9. Chief financial officer
Also called a CFO, this person oversees an organization's finances. In major banks, the CFO takes care of financial operations and develops budgeting and investment strategies to ensure the institution’s longevity. The CFO directs all other financial stakeholders in the bank to ensure their operations do not contradict. They also oversee and manage financial decisions, cash flow, and how these things affect a bank's operations. This role requires at least a bachelor’s degree. A new CFO could earn up to $90,000 per year, while one with a few years of experience can earn well over $100,000.
Top 6 banks to work for
Those looking to start a career in the banking sector have many major banks to choose from. We’ve narrowed it down to the top six.
1. JPMorgan Chase
This bank dates back to before 1800 and has gone by several names before becoming JPMorgan Chase in 2004. Chase has assets worth over $3.3 trillion and caters to more than 60 million households in the U.S. It also has over 16,000 ATMs and is accessible online.
2. Bank of America
Bank of America is one of the top banks in the United States, dating back to 1904 and remaining at the top of the banking sector ever since. It is famous for its impressive wealth management portfolio and is currently the biggest banking company in America. It is also one of the biggest in the world: In 2022, its assets totaled about $2.4 trillion, with over 212,000 employees worldwide. Bank of America offers ATM services, investment consultations, and other common banking services.
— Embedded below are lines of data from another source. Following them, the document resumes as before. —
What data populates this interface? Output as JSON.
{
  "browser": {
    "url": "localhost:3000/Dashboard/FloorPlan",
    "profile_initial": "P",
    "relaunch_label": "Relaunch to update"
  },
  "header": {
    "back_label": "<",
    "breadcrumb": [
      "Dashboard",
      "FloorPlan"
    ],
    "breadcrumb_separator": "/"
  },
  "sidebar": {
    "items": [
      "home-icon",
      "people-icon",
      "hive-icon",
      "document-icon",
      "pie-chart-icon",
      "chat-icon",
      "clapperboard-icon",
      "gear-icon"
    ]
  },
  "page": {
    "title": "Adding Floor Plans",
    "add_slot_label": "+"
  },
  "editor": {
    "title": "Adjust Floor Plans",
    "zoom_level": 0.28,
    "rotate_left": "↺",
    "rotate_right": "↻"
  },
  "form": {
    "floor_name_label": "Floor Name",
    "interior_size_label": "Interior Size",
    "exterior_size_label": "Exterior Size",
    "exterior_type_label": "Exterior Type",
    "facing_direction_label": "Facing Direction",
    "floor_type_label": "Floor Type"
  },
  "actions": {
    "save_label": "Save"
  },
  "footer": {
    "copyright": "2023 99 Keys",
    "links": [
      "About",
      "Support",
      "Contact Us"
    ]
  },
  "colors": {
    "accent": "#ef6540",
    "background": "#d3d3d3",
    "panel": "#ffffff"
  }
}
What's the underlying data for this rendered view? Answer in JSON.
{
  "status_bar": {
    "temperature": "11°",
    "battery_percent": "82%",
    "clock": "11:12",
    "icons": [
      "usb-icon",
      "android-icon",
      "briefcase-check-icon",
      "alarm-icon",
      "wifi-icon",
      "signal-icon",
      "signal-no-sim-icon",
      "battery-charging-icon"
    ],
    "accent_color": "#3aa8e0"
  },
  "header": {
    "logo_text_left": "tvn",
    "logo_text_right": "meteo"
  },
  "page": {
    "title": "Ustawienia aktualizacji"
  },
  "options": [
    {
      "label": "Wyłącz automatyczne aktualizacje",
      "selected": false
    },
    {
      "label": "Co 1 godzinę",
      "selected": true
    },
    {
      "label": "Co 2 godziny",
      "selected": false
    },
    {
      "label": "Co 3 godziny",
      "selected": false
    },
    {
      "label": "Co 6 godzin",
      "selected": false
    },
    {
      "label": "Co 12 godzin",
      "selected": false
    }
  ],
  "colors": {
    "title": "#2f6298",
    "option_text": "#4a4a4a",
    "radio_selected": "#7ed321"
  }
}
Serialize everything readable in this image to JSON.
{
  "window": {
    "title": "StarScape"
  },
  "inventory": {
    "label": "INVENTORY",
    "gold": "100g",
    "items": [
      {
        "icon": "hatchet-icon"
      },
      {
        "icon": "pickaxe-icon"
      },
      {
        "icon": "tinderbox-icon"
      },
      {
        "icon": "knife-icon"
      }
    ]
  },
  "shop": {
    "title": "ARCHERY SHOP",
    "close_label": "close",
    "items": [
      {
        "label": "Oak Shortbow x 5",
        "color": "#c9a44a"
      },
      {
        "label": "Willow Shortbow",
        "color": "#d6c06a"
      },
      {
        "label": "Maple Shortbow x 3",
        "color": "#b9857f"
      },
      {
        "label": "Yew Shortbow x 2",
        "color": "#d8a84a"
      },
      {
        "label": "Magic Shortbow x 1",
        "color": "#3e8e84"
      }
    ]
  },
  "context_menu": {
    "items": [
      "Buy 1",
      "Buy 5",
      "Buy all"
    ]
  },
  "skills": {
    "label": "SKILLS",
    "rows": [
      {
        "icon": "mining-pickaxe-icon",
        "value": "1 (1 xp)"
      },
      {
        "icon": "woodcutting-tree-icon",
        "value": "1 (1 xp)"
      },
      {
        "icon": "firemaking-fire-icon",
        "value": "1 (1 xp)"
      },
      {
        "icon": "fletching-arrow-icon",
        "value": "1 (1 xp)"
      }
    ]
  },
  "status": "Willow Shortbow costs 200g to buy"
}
Citigroup has its headquarters in New York City, where it holds a place as one of the largest commercial banks in North America. It is the largest bank worldwide, with $1.71 trillion in assets in 2022.
Citigroup has over 2,000 branches in all 50 states, with international offices all over the globe. Citigroup doesn't have a credit card business of its own. Instead, it partners with other financial institutions for these services, including mortgage businesses.
4. Wells Fargo
This financial services company was founded in 1852 and is now headquartered in San Francisco, California. It offers a wide range of products and services in the United States and internationally through commercial banking, consumer banking and lending, corporate and investment banking, and wealth and investment management. Wells Fargo had around 27,000 employees in 2021.
5. U.S. Bancorp
Founded in 1929, U.S. Bancorp's assets rank among the five largest banks in America today. It has 41 branches operating in 15 states and Washington, D.C. It offers checking accounts, cash management accounts, mortgage services, and home loans. U.S. Bancorp currently employs around 70,000 people.
6. Goldman Sachs
Goldman Sachs is an international firm created in 1869 and based in New York City. It offers banking and investment management services. By 2022, Goldman Sachs had $501.92 billion worth of assets. Its clients include corporations, families, and people needing investment assistance. Goldman Sachs has career opportunities in investment banking, sales and trading, asset management, risk management, research, and much more.
Land your dream job at a major bank
Major banks control most of the financial operations that take place both nationally and globally. They have a diverse customer base that requires different kinds of services. Working with a major bank could be an excellent way to kickstart your banking career, leading to some of the best-paying jobs in the industry.
Though they may pose challenges at first, there are many career opportunities in the banking sector. Major banks have competitive salaries and networking opportunities that compensate for the demands of the financial industry. Join Handshake today and see which major banks are looking for you!